ASSIGNMENT »
Tally up the lines below with "nState" in them. Answer with the number only.
────────────────────────────────────────
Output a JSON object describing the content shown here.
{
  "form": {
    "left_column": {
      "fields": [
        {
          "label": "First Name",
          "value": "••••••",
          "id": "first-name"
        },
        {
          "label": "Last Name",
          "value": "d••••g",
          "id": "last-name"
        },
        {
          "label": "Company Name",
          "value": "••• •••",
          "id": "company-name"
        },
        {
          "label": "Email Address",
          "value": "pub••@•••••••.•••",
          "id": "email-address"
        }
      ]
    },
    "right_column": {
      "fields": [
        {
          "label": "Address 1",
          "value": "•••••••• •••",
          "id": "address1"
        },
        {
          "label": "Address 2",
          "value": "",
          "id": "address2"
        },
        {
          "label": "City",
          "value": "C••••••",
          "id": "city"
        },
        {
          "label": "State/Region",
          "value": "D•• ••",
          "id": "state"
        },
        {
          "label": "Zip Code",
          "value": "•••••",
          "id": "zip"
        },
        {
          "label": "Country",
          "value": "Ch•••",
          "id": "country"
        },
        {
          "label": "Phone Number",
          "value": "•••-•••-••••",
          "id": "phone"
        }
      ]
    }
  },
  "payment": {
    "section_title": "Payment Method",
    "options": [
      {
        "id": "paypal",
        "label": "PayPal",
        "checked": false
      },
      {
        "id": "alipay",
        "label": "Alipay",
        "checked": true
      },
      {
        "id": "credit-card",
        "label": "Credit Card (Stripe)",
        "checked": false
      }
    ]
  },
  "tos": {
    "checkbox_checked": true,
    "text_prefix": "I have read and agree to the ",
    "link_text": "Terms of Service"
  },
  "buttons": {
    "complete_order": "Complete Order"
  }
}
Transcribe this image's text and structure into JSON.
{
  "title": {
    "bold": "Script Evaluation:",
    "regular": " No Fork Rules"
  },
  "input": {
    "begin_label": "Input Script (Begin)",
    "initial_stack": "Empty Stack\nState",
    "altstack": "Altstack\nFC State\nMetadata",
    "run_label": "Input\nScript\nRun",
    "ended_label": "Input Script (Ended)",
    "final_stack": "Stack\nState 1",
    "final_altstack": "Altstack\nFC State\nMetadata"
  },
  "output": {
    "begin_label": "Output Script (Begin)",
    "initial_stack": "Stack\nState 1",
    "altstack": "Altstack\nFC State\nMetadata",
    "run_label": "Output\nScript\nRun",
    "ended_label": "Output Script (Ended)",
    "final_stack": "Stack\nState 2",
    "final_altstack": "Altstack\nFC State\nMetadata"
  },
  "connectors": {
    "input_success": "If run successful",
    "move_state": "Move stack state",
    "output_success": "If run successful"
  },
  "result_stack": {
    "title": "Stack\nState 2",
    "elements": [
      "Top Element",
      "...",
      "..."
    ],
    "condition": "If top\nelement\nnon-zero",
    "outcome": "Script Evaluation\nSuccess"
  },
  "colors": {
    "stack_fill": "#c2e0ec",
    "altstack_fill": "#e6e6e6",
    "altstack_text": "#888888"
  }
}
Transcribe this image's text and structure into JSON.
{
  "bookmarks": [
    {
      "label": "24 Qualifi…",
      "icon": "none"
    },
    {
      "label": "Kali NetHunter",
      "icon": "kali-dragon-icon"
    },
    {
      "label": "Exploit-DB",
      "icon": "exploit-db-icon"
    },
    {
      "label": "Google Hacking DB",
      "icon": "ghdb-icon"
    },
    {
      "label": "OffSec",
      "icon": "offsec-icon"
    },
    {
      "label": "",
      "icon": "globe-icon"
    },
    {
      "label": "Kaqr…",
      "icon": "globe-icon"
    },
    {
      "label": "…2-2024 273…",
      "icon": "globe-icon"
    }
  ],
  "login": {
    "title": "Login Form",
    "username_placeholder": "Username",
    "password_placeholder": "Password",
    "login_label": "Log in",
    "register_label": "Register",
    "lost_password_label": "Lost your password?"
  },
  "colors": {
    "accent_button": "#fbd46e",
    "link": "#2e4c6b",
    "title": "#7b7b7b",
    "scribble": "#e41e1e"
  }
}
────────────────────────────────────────
SOLUTION FOR THIS PROBLEM »
5